## [Goal of the exercise]
Return each of the entries below word for word.

## [Excerpted records]
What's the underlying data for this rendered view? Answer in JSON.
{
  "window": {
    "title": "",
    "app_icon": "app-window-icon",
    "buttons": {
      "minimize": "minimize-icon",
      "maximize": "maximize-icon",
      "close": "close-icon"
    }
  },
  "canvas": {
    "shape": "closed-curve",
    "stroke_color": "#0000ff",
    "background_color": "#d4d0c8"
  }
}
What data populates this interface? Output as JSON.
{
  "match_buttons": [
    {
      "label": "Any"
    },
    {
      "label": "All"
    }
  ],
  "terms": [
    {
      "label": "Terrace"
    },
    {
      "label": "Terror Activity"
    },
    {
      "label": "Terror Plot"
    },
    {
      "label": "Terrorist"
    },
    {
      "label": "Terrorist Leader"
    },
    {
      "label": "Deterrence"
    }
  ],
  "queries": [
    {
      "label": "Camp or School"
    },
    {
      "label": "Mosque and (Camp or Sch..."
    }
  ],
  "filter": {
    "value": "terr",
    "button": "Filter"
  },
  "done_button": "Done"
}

## [Solution to the exercise]
What's the underlying data for this rendered view? Answer in JSON.
{
  "window": {
    "title": "",
    "app_icon": "app-window-icon",
    "buttons": {
      "minimize": "minimize-icon",
      "maximize": "maximize-icon",
      "close": "close-icon"
    }
  },
  "canvas": {
    "shape": "closed-curve",
    "stroke_color": "#0000ff",
    "background_color": "#d4d0c8"
  }
}
What data populates this interface? Output as JSON.
{
  "match_buttons": [
    {
      "label": "Any"
    },
    {
      "label": "All"
    }
  ],
  "terms": [
    {
      "label": "Terrace"
    },
    {
      "label": "Terror Activity"
    },
    {
      "label": "Terror Plot"
    },
    {
      "label": "Terrorist"
    },
    {
      "label": "Terrorist Leader"
    },
    {
      "label": "Deterrence"
    }
  ],
  "queries": [
    {
      "label": "Camp or School"
    },
    {
      "label": "Mosque and (Camp or Sch..."
    }
  ],
  "filter": {
    "value": "terr",
    "button": "Filter"
  },
  "done_button": "Done"
}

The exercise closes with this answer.